# What the exercise asks
Copy out each line of the material in which the word "JSON" appears.

::::

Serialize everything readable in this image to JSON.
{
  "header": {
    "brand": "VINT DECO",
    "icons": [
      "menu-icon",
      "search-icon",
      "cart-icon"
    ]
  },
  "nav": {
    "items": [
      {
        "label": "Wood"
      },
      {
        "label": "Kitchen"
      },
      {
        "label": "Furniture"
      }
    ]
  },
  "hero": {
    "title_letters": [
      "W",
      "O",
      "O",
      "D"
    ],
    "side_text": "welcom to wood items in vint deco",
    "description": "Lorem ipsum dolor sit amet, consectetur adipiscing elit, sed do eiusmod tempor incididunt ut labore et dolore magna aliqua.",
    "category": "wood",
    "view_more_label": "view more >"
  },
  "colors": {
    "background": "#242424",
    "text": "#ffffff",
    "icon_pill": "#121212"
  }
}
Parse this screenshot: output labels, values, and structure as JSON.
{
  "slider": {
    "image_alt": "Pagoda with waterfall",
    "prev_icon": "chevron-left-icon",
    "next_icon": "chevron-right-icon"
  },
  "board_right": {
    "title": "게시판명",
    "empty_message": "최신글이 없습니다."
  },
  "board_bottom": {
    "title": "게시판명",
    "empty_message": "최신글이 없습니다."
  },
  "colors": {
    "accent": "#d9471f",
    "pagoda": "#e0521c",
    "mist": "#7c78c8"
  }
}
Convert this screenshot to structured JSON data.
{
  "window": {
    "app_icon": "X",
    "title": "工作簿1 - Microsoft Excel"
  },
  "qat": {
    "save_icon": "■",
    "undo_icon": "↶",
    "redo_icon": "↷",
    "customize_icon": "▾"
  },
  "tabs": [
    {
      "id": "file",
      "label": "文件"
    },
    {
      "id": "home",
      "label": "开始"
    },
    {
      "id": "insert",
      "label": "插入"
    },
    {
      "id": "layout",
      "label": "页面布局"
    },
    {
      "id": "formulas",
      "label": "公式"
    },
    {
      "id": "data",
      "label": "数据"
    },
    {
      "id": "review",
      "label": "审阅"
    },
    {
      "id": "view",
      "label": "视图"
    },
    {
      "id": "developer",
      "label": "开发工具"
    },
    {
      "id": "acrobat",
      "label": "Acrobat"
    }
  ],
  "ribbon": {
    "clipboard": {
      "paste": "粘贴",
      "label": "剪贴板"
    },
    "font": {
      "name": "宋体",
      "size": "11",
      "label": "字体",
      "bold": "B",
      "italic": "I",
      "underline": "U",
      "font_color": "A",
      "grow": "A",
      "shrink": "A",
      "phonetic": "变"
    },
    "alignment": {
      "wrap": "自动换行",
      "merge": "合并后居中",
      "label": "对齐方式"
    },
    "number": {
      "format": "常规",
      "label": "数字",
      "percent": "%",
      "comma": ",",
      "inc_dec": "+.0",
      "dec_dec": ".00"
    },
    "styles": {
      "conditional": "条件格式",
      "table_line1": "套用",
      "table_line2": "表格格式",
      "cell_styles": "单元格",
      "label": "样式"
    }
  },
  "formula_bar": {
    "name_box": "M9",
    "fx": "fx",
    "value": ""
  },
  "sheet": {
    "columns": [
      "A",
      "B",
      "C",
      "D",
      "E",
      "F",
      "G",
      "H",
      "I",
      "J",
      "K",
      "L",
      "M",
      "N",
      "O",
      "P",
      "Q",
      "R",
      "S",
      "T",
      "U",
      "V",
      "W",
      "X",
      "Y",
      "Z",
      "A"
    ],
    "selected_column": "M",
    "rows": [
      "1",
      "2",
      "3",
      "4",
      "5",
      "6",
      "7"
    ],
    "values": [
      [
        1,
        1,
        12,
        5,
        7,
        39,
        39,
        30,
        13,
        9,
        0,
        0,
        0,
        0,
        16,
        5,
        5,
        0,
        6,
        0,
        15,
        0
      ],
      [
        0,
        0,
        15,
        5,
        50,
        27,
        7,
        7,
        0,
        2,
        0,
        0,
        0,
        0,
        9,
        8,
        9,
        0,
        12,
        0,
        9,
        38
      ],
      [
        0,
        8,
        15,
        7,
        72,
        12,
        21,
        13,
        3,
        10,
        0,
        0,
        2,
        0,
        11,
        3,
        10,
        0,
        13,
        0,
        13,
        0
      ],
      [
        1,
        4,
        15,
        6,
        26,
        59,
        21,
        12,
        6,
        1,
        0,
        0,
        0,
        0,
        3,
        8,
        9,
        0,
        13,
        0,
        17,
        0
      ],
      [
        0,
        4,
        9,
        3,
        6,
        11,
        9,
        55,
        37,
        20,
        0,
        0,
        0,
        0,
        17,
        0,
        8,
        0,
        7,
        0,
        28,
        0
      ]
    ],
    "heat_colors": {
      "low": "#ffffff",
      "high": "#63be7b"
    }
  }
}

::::

# Solution to this exercise
Serialize everything readable in this image to JSON.
Parse this screenshot: output labels, values, and structure as JSON.
Convert this screenshot to structured JSON data.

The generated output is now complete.